David Nield writing for Science Alert:
“We were expecting to find that the fiber was a single mass,” says one of the team, Hannes Schniepp. “But what we found was that the silk was actually a kind of tiny cable.”
The idea of nanostrands in spider silk has been suggested before, but this is the first time scientists have been able to clearly see how it works, and to what extent. The researchers chose the brown recluse spider for the study, because its silk is flat rather than cylindrical.
Each nanostrand is at least 50 times as long as it is wide, and once you factor in the special looping technique that the same lab team discovered last year, you’re left with a super-sturdy material that’s five times stronger than steel in the weight it can hold.
“We believe that the secret of brown recluse spider silk essentially stems from the individual nanofibril,” says Schniepp.
The cool thing is of course how this can be used on humans.
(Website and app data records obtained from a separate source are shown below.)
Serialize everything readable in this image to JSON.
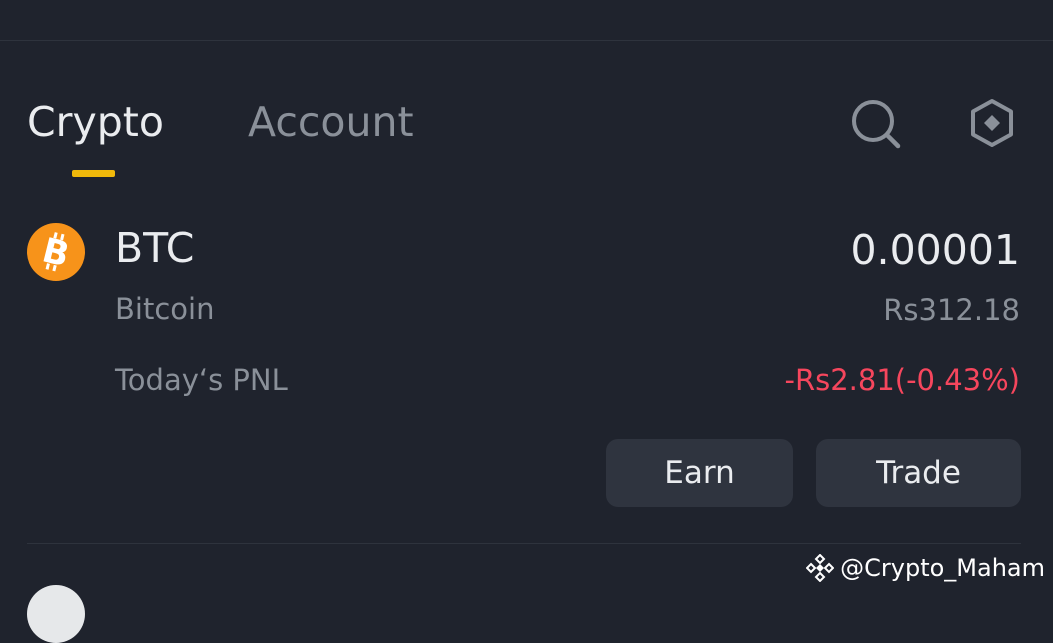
{
  "tabs": [
    {
      "label": "Crypto",
      "active": true
    },
    {
      "label": "Account",
      "active": false
    }
  ],
  "header_icons": {
    "search": "search-icon",
    "settings": "hexagon-settings-icon"
  },
  "asset": {
    "symbol": "BTC",
    "name": "Bitcoin",
    "icon": "bitcoin-icon",
    "balance": "0.00001",
    "fiat_value": "Rs312.18",
    "pnl_label": "Today‘s PNL",
    "pnl_value": "-Rs2.81(-0.43%)",
    "pnl_color": "#f6465d"
  },
  "actions": {
    "earn_label": "Earn",
    "trade_label": "Trade"
  },
  "watermark": {
    "text": "@Crypto_Maham",
    "icon": "binance-diamond-icon"
  },
  "colors": {
    "background": "#1f232d",
    "accent": "#f0b90b",
    "bitcoin": "#f7931a",
    "button_bg": "#2f343f",
    "muted_text": "#8a9099"
  }
}
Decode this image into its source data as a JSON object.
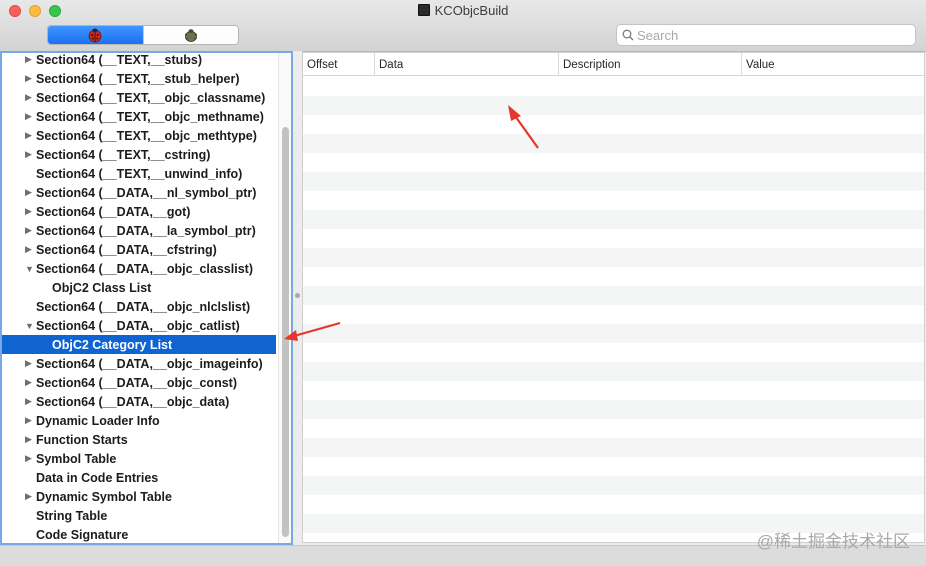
{
  "window": {
    "title": "KCObjcBuild"
  },
  "toolbar": {
    "segments": [
      {
        "name": "mach-o-view",
        "icon": "ladybug-icon"
      },
      {
        "name": "raw-view",
        "icon": "beetle-icon"
      }
    ],
    "search_placeholder": "Search"
  },
  "outline": {
    "items": [
      {
        "label": "Section64 (__TEXT,__stubs)",
        "depth": 1,
        "disclosure": "collapsed"
      },
      {
        "label": "Section64 (__TEXT,__stub_helper)",
        "depth": 1,
        "disclosure": "collapsed"
      },
      {
        "label": "Section64 (__TEXT,__objc_classname)",
        "depth": 1,
        "disclosure": "collapsed"
      },
      {
        "label": "Section64 (__TEXT,__objc_methname)",
        "depth": 1,
        "disclosure": "collapsed"
      },
      {
        "label": "Section64 (__TEXT,__objc_methtype)",
        "depth": 1,
        "disclosure": "collapsed"
      },
      {
        "label": "Section64 (__TEXT,__cstring)",
        "depth": 1,
        "disclosure": "collapsed"
      },
      {
        "label": "Section64 (__TEXT,__unwind_info)",
        "depth": 1,
        "disclosure": "none"
      },
      {
        "label": "Section64 (__DATA,__nl_symbol_ptr)",
        "depth": 1,
        "disclosure": "collapsed"
      },
      {
        "label": "Section64 (__DATA,__got)",
        "depth": 1,
        "disclosure": "collapsed"
      },
      {
        "label": "Section64 (__DATA,__la_symbol_ptr)",
        "depth": 1,
        "disclosure": "collapsed"
      },
      {
        "label": "Section64 (__DATA,__cfstring)",
        "depth": 1,
        "disclosure": "collapsed"
      },
      {
        "label": "Section64 (__DATA,__objc_classlist)",
        "depth": 1,
        "disclosure": "expanded"
      },
      {
        "label": "ObjC2 Class List",
        "depth": 2,
        "disclosure": "none"
      },
      {
        "label": "Section64 (__DATA,__objc_nlclslist)",
        "depth": 1,
        "disclosure": "none"
      },
      {
        "label": "Section64 (__DATA,__objc_catlist)",
        "depth": 1,
        "disclosure": "expanded"
      },
      {
        "label": "ObjC2 Category List",
        "depth": 2,
        "disclosure": "none",
        "selected": true
      },
      {
        "label": "Section64 (__DATA,__objc_imageinfo)",
        "depth": 1,
        "disclosure": "collapsed"
      },
      {
        "label": "Section64 (__DATA,__objc_const)",
        "depth": 1,
        "disclosure": "collapsed"
      },
      {
        "label": "Section64 (__DATA,__objc_data)",
        "depth": 1,
        "disclosure": "collapsed"
      },
      {
        "label": "Dynamic Loader Info",
        "depth": 1,
        "disclosure": "collapsed"
      },
      {
        "label": "Function Starts",
        "depth": 1,
        "disclosure": "collapsed"
      },
      {
        "label": "Symbol Table",
        "depth": 1,
        "disclosure": "collapsed"
      },
      {
        "label": "Data in Code Entries",
        "depth": 1,
        "disclosure": "none"
      },
      {
        "label": "Dynamic Symbol Table",
        "depth": 1,
        "disclosure": "collapsed"
      },
      {
        "label": "String Table",
        "depth": 1,
        "disclosure": "none"
      },
      {
        "label": "Code Signature",
        "depth": 1,
        "disclosure": "none"
      }
    ]
  },
  "table": {
    "columns": [
      "Offset",
      "Data",
      "Description",
      "Value"
    ],
    "rows": []
  },
  "watermark": "@稀土掘金技术社区",
  "colors": {
    "selection": "#0f64d2",
    "focus_ring": "#7aa7e6",
    "annotation_arrow": "#e8352b"
  }
}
David continues to say:
Plenty of research has already been carried out into creating artificial spider silk – for everything from making bike helmets to healing wounds – and the latest nanoscale research should prove very useful indeed.